The watch was also available in a Blue Grand Feu Guilloche dial at the same price. But perusing the UN current catalog, we could not find either references. In the current list, UN offers the Torpelleur Tourbillon. 42mm gold case, limited edition of 175 pieces for SGD 70k. And perhaps if available in a steel case, may also qualify for this list.
The TAG Heuer Carrera 02T retailed for CHF 15,000 at launch. The price currently listed for slightly more, and the TAG Heuer catalog shows the latest models listed at CHF 18,500 / SGD 26,350. Several other versions are also available at the similarly attractive pricing, for example, the TAG Heuer Carrera Calibre Heuer 02T Tourbillon Nanograph (CHF 26,150 / SGD 37,750) and also in Titanium (CHF 20,500 / SGD 26,900).
The watch features a skeletonised dial which allow the entire movement to be visible. Though, as noted, the prices has risen somewhat since launch, it still currently holds the title as the most affordable Swiss-made Tourbillon Chronograph available. It created a storm in the industry when it was launched. This sporty chronograph might be not cheap for a chronometer, but for a tourbillon, it is a game changer. Add the chronograph, and it becomes the value leader by a wide margin.
The watch is packed in a 45mm diameter titanium case cover with sapphire crystal and a decent 100m water resistance. The dial is black, skeletonized with an interesting flying 1-minute tourbillon cage. TAG Heuer Calibre Heuer 02 Tourbillon lacks the usual magnificent finishes available for this type of watch in its effort to keep costs down. But as a sports watch, the look is appropriate. And a very beautiful package indeed.
Now sold out, the Horage Tourbillon 1 had an order price of only CHF 7,480 before taxes on the Horage website until September 1, 2021. COSC certification is offered at an additional CHF 300. This is perhaps the most value for money Swiss made tourbillon ever.

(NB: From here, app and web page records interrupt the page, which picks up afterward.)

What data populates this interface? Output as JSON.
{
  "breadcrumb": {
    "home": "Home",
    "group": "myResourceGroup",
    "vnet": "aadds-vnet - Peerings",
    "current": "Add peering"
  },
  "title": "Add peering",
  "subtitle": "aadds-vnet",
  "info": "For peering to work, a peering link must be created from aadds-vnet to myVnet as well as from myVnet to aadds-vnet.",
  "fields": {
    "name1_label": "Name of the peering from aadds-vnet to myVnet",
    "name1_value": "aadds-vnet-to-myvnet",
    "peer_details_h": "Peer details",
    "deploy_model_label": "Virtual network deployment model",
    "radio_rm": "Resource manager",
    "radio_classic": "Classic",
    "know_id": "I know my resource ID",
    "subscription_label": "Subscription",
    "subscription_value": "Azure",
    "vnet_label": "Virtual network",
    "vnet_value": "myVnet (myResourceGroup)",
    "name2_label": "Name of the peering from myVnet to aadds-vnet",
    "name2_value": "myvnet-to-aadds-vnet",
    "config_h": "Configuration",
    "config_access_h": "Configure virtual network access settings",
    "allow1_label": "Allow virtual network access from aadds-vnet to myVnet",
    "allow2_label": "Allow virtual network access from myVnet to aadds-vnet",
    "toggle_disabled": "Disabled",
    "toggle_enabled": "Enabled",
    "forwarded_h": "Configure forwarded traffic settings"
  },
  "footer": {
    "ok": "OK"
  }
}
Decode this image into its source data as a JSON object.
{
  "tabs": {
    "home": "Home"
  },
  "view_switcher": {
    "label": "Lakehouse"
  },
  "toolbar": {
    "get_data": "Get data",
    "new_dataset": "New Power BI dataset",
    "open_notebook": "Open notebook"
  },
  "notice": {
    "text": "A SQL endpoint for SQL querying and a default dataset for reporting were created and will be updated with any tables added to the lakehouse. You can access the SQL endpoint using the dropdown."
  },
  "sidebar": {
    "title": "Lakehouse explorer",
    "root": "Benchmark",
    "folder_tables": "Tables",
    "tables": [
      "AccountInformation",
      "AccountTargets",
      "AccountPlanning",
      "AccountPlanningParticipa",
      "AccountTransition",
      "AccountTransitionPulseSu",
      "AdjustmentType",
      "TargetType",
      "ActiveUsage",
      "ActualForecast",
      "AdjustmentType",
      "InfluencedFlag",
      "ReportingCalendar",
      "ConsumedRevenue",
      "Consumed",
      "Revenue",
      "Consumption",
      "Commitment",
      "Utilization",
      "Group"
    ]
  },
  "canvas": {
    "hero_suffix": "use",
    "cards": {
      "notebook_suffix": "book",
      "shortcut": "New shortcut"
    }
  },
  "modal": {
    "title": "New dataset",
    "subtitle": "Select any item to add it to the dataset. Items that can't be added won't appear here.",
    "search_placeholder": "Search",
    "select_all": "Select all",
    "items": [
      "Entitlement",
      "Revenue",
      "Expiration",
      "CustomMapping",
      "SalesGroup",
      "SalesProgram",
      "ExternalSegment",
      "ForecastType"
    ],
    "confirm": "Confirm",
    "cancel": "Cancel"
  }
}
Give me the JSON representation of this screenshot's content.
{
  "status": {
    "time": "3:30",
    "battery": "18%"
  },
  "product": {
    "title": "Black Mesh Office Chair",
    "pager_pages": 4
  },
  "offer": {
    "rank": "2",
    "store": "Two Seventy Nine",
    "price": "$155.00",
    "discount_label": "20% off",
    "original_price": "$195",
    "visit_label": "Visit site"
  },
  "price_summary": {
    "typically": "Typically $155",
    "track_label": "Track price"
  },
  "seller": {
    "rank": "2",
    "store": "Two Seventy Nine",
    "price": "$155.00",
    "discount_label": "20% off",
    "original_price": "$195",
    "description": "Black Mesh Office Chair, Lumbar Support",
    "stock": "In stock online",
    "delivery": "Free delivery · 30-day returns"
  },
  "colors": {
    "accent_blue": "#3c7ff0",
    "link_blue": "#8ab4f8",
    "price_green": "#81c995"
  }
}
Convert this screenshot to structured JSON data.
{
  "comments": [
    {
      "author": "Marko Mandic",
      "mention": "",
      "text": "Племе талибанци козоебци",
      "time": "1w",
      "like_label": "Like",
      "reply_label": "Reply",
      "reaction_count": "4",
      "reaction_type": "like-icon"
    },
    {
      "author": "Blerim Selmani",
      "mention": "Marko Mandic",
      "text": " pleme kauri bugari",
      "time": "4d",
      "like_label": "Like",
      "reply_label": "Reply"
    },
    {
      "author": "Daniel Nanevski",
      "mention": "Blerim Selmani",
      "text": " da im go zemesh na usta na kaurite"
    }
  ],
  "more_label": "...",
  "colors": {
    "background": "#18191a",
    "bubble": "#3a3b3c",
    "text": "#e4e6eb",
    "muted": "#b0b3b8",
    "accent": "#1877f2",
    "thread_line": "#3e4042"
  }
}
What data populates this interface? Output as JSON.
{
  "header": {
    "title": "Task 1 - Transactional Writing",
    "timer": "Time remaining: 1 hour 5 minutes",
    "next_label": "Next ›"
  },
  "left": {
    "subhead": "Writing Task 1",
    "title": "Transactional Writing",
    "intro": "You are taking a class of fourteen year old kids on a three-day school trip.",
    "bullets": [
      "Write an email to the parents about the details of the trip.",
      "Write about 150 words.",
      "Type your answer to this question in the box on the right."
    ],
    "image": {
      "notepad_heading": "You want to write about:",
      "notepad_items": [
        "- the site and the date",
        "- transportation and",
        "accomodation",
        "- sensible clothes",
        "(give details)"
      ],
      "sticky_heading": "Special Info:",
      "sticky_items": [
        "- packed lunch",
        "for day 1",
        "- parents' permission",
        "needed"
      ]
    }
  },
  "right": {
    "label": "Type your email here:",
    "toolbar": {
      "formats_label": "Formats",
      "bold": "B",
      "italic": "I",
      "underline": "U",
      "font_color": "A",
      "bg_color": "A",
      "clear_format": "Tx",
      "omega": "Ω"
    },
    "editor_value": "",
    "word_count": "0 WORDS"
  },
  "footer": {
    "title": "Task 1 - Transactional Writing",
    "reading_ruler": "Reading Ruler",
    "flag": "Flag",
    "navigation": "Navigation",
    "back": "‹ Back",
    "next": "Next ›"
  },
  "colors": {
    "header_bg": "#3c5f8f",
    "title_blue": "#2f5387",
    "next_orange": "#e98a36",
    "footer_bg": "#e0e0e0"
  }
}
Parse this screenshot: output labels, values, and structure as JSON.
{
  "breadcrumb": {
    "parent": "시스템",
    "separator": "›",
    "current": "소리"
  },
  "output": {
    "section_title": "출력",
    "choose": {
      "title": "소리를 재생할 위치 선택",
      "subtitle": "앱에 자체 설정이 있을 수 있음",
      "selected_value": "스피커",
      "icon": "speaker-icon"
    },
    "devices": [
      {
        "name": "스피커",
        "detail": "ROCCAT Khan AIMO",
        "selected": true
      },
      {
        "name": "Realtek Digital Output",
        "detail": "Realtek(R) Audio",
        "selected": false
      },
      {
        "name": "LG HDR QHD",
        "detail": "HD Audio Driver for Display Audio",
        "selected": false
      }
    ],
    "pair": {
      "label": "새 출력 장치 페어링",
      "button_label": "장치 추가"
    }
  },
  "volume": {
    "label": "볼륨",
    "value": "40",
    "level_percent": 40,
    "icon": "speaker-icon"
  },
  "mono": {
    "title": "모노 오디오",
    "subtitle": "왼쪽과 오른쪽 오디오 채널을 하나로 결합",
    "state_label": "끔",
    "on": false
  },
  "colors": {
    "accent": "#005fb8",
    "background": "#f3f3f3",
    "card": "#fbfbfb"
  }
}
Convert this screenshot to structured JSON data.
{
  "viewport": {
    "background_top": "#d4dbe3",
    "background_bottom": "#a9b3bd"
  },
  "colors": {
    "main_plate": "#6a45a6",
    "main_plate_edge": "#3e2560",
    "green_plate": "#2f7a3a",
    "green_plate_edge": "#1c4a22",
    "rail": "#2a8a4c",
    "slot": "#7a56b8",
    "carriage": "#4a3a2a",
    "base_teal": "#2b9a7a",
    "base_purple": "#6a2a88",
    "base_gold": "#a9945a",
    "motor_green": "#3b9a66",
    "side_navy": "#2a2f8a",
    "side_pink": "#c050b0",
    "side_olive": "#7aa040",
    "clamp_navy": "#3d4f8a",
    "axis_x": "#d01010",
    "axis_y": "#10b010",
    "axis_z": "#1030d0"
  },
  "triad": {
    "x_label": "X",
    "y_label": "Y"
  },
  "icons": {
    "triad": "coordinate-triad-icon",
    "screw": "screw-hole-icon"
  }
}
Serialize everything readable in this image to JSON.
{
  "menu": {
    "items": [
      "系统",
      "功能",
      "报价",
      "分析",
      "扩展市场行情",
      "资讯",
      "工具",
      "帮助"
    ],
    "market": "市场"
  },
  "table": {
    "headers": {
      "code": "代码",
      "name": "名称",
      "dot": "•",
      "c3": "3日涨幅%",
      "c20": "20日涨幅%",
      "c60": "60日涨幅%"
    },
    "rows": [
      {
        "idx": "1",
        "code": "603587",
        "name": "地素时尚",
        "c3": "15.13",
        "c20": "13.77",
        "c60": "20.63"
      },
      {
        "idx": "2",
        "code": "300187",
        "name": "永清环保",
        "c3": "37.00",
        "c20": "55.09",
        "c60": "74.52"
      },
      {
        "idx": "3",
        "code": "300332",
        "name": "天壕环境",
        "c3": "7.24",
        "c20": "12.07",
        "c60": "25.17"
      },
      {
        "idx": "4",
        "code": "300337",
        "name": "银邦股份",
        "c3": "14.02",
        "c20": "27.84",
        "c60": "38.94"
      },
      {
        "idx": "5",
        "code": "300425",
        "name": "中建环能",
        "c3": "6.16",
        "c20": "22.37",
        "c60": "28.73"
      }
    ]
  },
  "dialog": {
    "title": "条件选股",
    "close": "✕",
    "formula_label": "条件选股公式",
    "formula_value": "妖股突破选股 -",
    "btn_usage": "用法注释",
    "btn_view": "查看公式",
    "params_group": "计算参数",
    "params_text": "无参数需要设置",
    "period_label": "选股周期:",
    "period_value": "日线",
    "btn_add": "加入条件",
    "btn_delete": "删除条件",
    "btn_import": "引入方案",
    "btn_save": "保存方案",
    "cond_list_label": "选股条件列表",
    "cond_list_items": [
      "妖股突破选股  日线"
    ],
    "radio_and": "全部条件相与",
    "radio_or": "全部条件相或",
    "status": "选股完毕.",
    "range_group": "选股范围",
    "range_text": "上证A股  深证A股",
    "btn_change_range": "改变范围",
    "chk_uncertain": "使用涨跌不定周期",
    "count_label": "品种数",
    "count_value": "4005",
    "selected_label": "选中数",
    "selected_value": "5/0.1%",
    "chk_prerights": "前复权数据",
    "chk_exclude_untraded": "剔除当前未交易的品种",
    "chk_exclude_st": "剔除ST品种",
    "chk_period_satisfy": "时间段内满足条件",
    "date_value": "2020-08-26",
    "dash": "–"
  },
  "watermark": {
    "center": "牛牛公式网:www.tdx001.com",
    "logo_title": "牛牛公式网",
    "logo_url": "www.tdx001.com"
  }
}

A bit of back history, the Horage Tourbillon 1 was offered from March 2020 as a subscription piece. The movement is initially to be manufactured by La Joux-Perret in La Chaux-de-Fonds in Switzerland. However, things did not work out, and Horage, decided to develop their own in-house movements to take on the task themselves. This resulted in the K-TOU movement used in the production Tourbillon 1.
The overall aesthetic of the Horage is an interesting one, offering yet another look to the others in this list. The dial side is made up of a square grid lattice which is integrated into the movement. This design is inspired by the Horage logo which is made of up of small square dots, and the lattice features some squares which are closed but others which are open to show the movement within. A different take to the skeleton dial.
Movement finishing is judged to be adequate, with some bright sparks (like the nicely executed anglage being one). We also particularly like the innovation to allow the tourbillon to be clearly visible, with the unusual drive system. The movement is not heavily decorated in haute horlogerie style, and keeps within the boundaries mandated by its modest pricing. We understand Horage is unable to offer the watch at this price anymore, and thus have taken it off their catalog.
Jaeger-LeCoultre used to have a Master Control Tourbillon in Stainless Steel which retailed for SGD 50k, but we understand this model is ended its cycle. And the replacement watch – the Jaeger-LeCoultre Master Ultra Thin Tourbillon is priced at SGD 110k, so drops out of contention in this list.
What do you think about the list? Are there obvious examples which you think we should have included? Let us know and discuss in the comments.